▶ WHAT IS EXPECTED: From the entries below, work out the number of lines that hold the word "features", and give that number alone.

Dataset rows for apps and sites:
┄┄┄┄┄┄┄┄┄┄

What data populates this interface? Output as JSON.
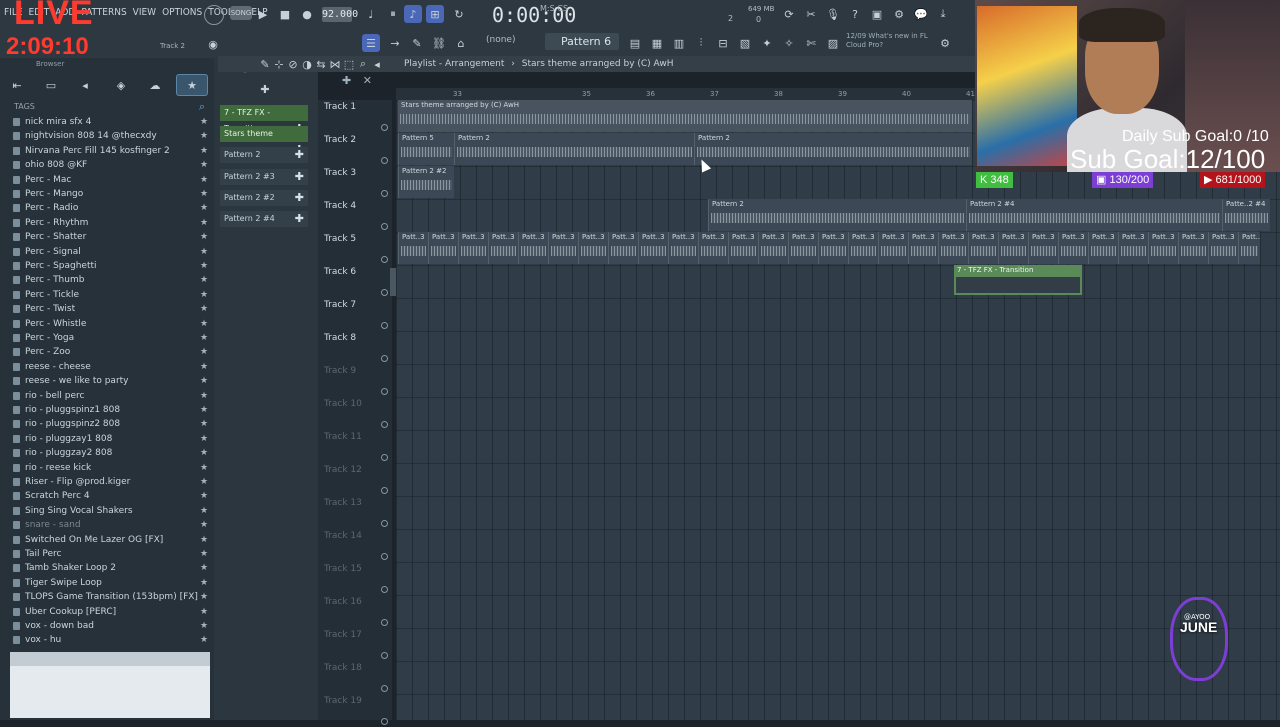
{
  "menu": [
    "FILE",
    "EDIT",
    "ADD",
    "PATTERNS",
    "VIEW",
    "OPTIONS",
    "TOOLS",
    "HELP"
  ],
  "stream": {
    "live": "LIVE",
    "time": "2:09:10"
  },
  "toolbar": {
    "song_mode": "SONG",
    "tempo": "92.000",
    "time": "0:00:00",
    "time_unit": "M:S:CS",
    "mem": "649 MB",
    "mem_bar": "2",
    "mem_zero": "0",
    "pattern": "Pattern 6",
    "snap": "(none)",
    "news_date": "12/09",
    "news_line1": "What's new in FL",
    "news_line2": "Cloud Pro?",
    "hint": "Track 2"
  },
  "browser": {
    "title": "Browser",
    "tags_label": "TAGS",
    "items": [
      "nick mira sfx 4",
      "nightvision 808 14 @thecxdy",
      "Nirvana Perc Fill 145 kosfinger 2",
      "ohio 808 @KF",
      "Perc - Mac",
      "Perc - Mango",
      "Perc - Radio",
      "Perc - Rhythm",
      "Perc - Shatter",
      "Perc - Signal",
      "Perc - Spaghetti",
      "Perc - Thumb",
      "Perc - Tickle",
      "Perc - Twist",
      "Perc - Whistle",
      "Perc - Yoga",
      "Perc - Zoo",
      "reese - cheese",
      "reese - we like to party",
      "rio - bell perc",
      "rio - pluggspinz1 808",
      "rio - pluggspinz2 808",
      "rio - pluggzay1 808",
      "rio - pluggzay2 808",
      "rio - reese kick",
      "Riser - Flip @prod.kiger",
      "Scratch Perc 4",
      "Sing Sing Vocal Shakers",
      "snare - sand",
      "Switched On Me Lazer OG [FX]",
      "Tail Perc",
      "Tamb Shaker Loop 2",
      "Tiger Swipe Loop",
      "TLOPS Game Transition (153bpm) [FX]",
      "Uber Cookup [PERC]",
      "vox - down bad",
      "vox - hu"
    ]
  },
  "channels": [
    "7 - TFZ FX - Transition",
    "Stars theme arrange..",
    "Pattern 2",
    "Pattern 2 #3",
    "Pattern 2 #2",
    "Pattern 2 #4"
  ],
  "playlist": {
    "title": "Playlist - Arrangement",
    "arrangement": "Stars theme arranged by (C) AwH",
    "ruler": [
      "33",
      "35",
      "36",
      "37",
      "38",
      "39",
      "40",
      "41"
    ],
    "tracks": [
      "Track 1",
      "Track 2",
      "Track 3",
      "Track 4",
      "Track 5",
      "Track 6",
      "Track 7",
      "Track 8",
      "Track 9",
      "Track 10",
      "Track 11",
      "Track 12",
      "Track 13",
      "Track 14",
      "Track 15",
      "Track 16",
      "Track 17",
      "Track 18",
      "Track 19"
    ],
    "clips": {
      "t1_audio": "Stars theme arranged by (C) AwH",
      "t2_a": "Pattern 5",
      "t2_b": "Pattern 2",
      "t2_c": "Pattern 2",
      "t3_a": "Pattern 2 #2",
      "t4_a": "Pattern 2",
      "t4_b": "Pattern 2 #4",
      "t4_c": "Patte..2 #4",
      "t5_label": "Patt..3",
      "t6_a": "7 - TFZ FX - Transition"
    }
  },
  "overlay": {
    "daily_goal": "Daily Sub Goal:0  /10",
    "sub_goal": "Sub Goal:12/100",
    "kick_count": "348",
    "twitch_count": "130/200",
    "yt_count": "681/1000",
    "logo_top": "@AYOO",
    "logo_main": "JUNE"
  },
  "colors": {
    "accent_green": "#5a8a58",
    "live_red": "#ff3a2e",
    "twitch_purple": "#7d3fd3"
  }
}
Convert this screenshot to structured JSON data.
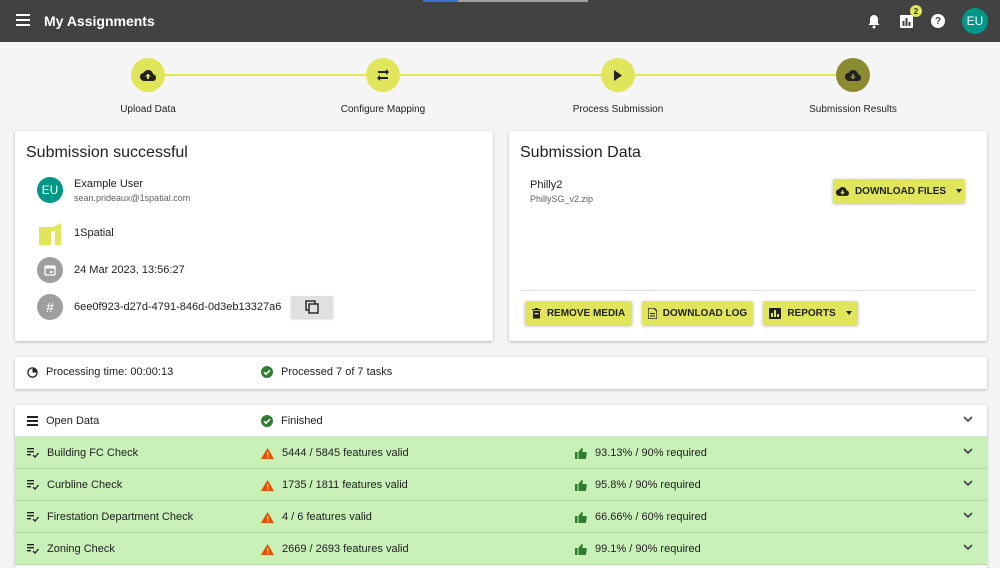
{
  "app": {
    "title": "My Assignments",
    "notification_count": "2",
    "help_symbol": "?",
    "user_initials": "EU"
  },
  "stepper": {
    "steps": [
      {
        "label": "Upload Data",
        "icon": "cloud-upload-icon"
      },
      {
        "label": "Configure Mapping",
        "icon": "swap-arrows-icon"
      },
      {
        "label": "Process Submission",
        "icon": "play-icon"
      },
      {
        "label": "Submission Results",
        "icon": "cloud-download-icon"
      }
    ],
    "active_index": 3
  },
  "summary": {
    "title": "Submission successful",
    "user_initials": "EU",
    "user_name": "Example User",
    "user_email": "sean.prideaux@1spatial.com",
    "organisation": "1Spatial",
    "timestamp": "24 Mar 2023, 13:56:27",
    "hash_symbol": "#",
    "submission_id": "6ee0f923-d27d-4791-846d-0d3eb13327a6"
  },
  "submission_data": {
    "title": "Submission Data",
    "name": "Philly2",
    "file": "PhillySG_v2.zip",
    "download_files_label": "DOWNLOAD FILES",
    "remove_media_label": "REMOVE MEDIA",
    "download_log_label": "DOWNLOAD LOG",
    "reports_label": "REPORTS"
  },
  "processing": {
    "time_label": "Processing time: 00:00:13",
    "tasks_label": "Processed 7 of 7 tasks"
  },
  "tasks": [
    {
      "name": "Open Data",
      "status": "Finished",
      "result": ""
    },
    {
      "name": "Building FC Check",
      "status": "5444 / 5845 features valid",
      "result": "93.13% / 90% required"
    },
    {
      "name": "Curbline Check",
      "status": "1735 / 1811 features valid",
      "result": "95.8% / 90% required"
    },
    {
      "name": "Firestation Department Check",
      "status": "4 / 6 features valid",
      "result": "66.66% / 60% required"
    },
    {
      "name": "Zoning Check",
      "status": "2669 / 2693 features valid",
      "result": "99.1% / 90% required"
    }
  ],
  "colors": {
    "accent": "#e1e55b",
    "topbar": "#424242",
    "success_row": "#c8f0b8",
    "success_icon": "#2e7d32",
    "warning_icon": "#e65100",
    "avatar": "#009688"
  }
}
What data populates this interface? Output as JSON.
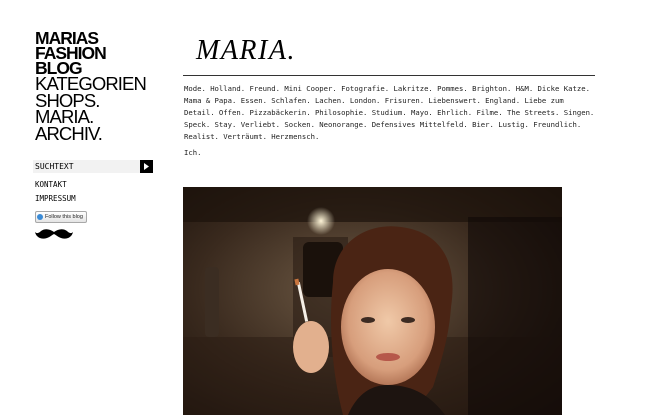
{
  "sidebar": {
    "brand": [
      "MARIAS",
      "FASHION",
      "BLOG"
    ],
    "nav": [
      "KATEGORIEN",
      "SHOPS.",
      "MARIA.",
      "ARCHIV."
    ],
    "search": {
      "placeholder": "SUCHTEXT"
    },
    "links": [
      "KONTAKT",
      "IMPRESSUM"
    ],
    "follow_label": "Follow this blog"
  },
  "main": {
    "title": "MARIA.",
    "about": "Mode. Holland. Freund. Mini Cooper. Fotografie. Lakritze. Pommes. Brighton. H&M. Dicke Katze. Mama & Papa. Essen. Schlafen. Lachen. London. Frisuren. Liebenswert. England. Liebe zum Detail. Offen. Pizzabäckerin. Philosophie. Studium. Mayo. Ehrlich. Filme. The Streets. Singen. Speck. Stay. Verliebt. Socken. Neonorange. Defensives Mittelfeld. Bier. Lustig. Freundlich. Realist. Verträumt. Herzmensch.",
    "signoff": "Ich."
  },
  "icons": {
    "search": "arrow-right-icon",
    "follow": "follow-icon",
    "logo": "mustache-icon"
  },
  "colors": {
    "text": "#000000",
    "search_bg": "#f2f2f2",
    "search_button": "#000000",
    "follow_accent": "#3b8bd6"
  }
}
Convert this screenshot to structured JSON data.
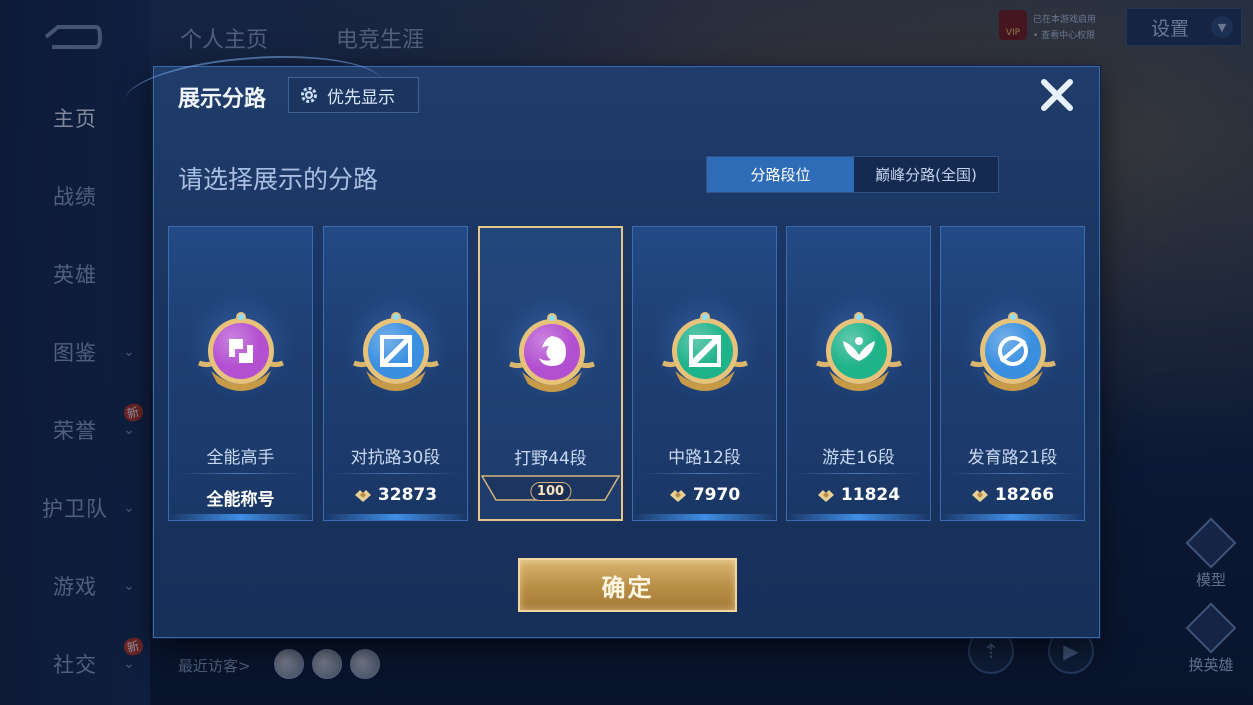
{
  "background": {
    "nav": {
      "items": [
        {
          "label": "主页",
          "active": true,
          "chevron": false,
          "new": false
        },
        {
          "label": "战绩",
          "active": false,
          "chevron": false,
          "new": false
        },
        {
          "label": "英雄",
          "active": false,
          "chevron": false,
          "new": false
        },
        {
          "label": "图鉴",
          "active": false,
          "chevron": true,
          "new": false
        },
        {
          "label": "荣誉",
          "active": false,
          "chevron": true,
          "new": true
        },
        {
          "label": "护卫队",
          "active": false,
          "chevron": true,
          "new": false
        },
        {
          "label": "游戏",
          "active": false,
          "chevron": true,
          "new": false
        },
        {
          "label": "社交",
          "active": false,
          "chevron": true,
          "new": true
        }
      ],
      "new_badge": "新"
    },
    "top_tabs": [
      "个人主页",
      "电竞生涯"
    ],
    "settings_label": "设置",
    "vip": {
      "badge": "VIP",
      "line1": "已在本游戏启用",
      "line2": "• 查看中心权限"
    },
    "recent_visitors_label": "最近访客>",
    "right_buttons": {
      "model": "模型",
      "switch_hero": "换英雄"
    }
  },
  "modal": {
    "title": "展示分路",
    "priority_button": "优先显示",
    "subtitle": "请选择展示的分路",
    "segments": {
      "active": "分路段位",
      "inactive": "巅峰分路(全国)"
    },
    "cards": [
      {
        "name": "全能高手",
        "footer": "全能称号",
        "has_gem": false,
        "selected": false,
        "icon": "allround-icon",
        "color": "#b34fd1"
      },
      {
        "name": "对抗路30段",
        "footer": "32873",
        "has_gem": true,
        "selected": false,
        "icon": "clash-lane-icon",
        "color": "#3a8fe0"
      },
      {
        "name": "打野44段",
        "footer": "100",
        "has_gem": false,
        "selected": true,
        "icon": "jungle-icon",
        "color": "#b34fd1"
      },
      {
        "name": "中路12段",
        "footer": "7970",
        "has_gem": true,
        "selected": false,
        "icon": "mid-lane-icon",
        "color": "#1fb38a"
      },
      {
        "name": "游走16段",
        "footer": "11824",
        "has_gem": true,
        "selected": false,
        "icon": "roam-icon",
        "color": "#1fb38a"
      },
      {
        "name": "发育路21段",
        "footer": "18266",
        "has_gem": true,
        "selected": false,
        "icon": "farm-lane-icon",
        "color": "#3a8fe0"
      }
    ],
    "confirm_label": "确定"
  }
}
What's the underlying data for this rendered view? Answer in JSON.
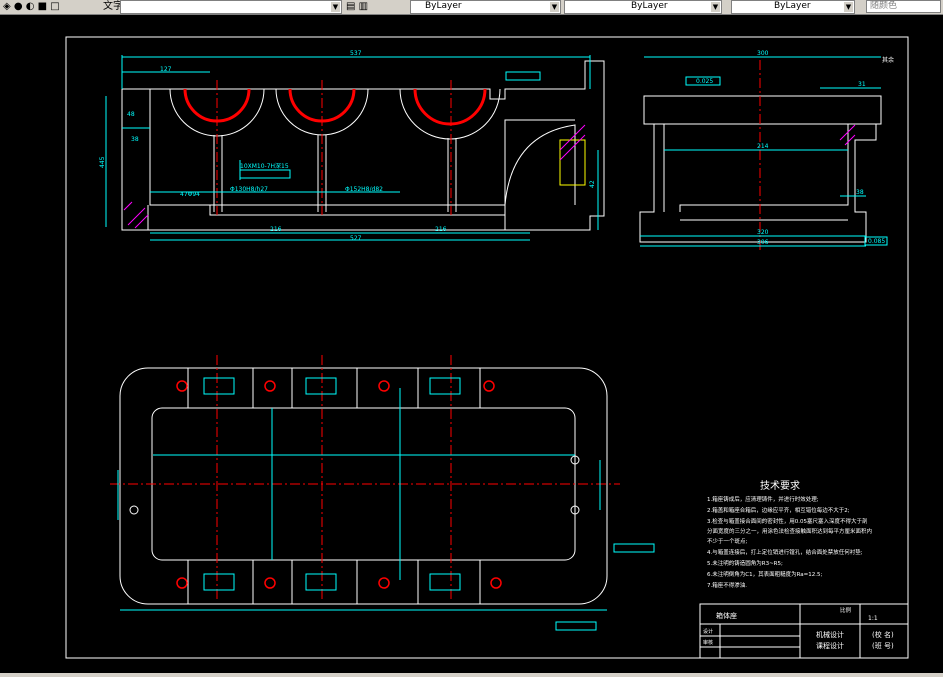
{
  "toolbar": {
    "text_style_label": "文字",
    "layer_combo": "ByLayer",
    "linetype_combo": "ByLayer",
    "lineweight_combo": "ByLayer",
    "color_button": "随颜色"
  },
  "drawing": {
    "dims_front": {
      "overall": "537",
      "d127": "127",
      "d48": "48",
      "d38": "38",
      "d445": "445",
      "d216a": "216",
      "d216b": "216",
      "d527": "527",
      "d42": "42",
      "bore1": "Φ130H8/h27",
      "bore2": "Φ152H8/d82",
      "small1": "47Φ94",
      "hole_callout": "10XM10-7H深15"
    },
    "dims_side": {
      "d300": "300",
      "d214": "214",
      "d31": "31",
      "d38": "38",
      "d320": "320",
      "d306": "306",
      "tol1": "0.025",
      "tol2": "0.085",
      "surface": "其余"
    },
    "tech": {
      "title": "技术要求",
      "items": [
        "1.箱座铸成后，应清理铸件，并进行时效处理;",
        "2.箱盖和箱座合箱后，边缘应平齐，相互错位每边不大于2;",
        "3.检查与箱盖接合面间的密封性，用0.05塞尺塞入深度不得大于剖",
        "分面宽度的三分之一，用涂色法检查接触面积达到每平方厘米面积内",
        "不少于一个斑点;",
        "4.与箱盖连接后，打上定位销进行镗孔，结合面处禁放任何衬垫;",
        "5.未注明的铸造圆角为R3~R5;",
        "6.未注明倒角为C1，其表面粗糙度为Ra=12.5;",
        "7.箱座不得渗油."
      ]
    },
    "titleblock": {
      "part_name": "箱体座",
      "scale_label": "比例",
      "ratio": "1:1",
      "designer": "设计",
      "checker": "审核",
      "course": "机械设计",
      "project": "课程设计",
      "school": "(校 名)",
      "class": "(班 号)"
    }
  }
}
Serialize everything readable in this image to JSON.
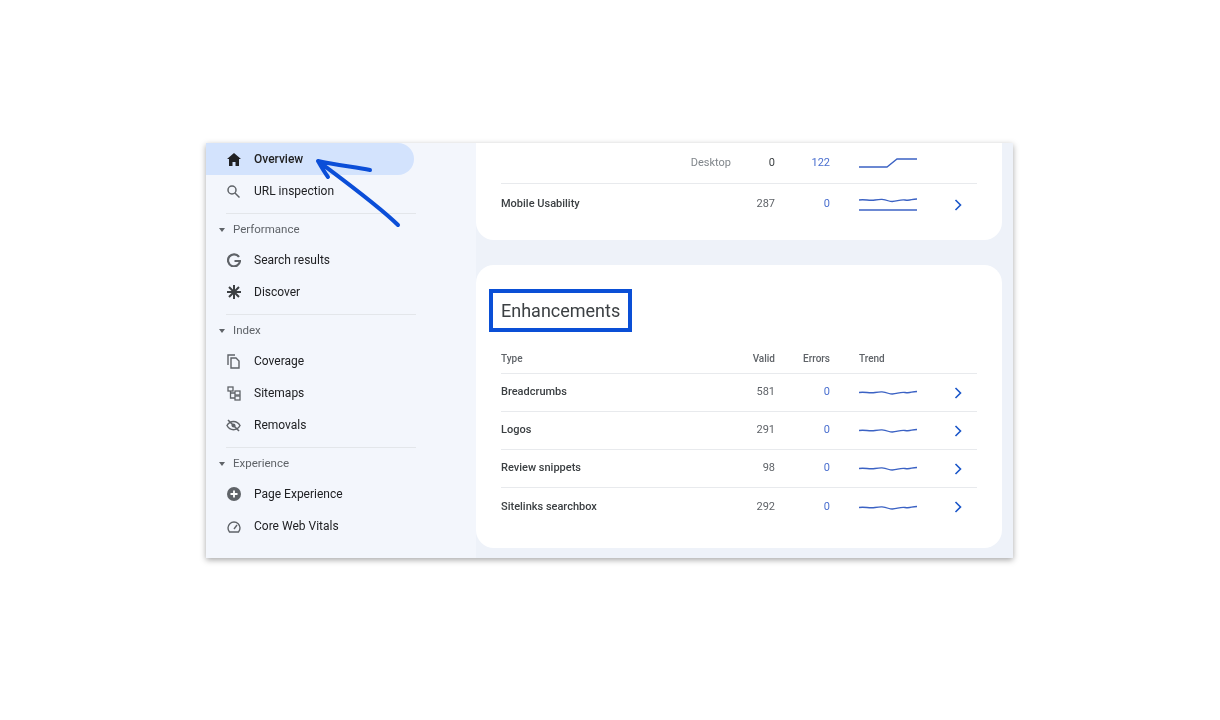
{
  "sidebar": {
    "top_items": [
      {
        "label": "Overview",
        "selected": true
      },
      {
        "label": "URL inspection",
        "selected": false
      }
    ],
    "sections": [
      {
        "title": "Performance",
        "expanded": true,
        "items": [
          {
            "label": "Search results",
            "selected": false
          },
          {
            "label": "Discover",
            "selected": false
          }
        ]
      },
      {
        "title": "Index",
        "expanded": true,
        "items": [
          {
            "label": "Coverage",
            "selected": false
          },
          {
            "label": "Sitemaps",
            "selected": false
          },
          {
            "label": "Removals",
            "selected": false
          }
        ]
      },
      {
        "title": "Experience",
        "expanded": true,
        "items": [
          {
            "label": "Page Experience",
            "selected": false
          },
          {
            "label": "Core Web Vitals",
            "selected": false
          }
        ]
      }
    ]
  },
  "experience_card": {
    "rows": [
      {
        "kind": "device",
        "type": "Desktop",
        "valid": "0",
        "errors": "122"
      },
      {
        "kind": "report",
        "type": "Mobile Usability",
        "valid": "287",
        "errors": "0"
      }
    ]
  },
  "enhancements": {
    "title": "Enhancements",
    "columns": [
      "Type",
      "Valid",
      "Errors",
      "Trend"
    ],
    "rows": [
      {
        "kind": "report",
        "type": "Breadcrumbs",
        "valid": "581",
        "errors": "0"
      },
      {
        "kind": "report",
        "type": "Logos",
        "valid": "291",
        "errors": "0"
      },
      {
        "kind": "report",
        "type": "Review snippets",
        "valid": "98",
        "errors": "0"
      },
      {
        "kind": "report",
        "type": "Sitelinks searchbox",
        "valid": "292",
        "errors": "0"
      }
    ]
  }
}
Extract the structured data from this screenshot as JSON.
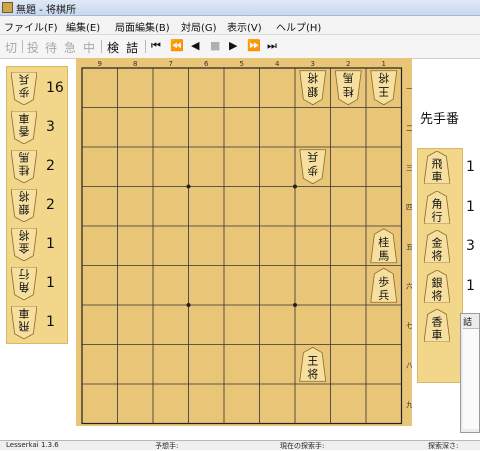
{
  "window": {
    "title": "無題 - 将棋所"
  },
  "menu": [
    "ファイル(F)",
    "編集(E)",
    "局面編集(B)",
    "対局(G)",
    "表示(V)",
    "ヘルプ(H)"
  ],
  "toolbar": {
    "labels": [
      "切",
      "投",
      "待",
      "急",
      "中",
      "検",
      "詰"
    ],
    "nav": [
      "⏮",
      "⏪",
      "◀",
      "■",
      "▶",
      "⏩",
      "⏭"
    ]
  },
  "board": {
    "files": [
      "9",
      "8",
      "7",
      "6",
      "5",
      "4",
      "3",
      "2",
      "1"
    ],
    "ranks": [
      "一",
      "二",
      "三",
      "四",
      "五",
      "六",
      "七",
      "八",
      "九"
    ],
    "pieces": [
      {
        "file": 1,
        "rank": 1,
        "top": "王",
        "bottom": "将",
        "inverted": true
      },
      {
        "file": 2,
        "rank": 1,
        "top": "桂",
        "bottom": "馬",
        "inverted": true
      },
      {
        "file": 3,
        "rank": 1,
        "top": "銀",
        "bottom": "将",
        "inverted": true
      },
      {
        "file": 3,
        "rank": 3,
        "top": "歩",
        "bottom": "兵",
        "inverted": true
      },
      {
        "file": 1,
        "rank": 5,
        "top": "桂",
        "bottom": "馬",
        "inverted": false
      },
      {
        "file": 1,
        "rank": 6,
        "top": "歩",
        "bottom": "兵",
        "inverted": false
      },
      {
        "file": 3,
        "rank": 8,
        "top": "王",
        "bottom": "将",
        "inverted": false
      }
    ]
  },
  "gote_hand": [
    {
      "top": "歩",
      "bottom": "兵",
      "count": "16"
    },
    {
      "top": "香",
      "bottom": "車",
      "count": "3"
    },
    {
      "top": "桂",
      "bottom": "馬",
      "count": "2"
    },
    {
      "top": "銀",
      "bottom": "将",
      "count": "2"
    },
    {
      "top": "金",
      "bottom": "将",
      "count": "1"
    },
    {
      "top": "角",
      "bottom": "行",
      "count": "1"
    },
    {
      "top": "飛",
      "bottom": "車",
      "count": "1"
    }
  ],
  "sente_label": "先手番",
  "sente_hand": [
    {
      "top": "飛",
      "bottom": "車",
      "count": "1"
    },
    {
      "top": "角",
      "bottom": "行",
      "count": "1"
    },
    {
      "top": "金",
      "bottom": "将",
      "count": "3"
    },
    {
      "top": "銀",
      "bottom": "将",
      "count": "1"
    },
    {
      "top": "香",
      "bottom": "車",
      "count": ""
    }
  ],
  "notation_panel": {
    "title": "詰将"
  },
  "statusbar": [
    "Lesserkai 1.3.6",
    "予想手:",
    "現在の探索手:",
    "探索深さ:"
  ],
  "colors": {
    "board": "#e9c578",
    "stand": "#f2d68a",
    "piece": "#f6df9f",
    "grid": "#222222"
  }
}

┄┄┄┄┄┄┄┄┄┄

▶ ANSWER BELOW: 4